Being a ‘proper’ product manager
She explains how it’s hard to get to grips with the idea that you’re a “proper” product manager when so often you’re given projects to work on by the rest of the business. She says even members of her own team would say “we’re not doing proper product”.
Why do we feel this way? We’re bombarded with information that tells us how to do product properly, we’re expected to be experts in product and the industry we work in. “Product isn’t a destination,” she says, “we’re not going to one day arrive at the pearly gates of Product, where there’s Marty Cagan dressed in white robes saying ‘welcome my child, come through to the product garden!’.” We should strive to do product really well but more realistically our careers and our experience build up through what Pippa calls pockets of brilliance.
Pockets of brilliance
She then looks at what makes up a pocket of brilliance.
Context – this is foundational. it includes factors such as company size, funding, company maturity, product maturity.
Personal values – these values guide how we behave, and how we approach things.
Capabilities – our skills and expertise.
People – the hardest part. We can be good at everything else but our relationship with people creates a pocket of brilliance.

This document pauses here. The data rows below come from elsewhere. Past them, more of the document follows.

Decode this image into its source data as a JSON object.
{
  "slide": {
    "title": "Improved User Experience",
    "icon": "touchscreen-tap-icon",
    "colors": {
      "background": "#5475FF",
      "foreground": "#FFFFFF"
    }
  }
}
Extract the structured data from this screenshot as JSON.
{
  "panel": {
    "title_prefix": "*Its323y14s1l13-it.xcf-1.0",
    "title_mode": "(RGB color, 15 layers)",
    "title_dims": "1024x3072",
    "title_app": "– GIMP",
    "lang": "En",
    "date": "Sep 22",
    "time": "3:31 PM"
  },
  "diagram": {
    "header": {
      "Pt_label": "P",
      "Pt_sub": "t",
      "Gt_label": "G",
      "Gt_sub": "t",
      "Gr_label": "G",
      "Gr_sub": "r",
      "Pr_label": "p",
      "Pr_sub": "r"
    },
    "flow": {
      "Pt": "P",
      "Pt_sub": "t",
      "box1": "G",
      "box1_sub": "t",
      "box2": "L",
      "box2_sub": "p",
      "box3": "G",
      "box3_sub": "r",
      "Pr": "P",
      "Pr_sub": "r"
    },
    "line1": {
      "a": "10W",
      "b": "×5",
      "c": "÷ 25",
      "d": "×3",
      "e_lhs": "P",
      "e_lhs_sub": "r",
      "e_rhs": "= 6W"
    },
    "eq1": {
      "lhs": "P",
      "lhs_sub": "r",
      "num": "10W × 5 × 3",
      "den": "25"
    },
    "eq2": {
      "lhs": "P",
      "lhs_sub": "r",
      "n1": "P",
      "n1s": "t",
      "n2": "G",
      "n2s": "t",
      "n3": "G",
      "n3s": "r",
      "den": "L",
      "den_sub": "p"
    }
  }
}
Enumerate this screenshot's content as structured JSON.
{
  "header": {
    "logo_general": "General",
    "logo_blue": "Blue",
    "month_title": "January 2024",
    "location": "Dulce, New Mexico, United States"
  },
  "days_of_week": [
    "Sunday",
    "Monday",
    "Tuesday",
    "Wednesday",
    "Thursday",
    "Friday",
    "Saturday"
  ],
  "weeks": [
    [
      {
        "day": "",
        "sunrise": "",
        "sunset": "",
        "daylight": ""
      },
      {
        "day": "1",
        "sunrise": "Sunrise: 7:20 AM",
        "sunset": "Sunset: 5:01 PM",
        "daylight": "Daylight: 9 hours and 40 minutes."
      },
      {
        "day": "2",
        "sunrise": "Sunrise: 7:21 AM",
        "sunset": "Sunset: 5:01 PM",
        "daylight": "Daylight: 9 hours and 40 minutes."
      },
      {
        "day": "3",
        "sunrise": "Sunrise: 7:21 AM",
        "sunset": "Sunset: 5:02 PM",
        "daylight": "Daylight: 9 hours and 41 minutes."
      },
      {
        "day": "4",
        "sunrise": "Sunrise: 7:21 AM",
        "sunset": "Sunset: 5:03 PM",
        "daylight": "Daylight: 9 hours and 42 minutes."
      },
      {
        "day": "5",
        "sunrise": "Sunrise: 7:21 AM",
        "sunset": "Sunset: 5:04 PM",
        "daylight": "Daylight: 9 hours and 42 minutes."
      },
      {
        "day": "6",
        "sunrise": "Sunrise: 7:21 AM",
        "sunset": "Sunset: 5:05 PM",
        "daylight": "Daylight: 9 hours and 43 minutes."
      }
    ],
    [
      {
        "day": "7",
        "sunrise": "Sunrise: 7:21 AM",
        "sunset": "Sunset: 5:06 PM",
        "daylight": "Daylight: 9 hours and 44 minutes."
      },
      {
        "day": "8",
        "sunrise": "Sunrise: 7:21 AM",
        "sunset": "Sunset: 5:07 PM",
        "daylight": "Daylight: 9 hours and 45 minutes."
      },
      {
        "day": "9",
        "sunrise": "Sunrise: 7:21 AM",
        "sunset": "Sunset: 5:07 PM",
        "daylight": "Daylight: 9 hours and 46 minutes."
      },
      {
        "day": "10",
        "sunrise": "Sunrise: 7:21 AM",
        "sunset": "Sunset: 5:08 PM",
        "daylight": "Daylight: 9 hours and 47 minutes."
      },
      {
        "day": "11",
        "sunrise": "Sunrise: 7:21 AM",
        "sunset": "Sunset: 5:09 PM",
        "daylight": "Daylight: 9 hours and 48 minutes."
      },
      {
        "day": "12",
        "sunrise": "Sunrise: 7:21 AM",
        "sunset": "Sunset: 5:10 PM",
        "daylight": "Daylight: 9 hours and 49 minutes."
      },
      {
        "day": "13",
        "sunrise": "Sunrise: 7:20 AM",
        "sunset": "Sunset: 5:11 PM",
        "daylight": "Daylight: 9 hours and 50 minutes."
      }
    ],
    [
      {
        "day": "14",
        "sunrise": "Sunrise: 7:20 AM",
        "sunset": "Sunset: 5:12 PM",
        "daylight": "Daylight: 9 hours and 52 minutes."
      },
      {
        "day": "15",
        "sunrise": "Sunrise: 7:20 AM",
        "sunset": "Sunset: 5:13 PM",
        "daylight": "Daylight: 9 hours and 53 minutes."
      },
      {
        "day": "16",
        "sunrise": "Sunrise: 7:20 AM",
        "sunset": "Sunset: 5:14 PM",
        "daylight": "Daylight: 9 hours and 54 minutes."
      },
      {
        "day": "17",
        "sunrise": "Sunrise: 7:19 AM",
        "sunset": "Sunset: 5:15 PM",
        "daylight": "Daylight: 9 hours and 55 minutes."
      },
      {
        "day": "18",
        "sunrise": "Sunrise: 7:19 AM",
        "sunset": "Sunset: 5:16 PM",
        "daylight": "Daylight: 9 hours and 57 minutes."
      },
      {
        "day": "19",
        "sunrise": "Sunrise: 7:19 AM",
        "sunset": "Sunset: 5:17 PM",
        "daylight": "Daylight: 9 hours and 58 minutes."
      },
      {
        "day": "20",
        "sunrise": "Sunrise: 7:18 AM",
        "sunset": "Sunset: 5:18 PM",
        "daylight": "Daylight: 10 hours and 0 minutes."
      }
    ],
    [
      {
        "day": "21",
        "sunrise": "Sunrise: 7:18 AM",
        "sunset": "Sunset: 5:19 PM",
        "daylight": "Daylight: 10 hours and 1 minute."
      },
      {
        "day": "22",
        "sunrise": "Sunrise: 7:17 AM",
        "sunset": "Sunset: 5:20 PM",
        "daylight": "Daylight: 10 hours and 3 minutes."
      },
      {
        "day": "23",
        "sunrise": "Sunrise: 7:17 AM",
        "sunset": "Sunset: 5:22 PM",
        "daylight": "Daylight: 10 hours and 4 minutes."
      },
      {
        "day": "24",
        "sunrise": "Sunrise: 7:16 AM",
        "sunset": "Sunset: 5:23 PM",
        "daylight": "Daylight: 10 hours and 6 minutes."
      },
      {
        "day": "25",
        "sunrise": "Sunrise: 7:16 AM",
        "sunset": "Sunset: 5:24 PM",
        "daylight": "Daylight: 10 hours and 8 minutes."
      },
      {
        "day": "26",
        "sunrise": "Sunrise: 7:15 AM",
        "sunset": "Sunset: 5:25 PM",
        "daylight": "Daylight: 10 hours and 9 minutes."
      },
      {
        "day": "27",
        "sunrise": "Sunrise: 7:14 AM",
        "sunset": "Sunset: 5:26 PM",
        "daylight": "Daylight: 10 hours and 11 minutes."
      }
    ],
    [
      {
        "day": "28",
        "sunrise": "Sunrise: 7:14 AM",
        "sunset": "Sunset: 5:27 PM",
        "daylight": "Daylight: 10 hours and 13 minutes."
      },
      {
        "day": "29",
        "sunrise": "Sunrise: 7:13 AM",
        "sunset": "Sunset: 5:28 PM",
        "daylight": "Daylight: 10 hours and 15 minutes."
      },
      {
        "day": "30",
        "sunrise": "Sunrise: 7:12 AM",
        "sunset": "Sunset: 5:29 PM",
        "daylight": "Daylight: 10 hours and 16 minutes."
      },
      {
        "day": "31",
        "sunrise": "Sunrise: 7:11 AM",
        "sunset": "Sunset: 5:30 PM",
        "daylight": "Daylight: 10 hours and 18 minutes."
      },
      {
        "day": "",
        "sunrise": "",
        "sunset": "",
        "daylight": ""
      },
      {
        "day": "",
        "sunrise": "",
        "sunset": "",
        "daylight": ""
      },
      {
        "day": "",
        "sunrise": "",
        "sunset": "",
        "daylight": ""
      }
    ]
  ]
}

Pippa relates the story of how she choreographed a student production of the musical Grease uses it to examine how you create a comfortable, safe and trusting space for people.
Product team competencies
She then turns to an example from her own experiences in Product, using it to show that the constituent parts of product values are curiosity, learning, creativity and collaboration.
She also shows a framework of product team competencies (https://nealcabage.com/framework/product-team-competencies/) that she uses to ask her team to heatmap their capabilities.
People come with emotion and difference and you’ll come across conflict and challenge when you ask them to be vulnerable. A trusting relationship is key to managing this, says Pippa. It all adds up to psychological safety.
Pippa finishes by saying: ”That voice in my head that was saying ‘you’re not a proper product manager’ was a judgement that was getting in the way of my learning… It was a judgement that was getting in the way of my leading. I’d ask you to think about what judgement you hold onto that gets in the way of your learning or your leading.
“Proper product management is hard and ruthless. But if we appreciate our context, use those values as a guide, apply our capabilities flexibly, build relationships with people bonded by trust, then we can all enjoy pockets of brilliance.”
There’s more where that came from!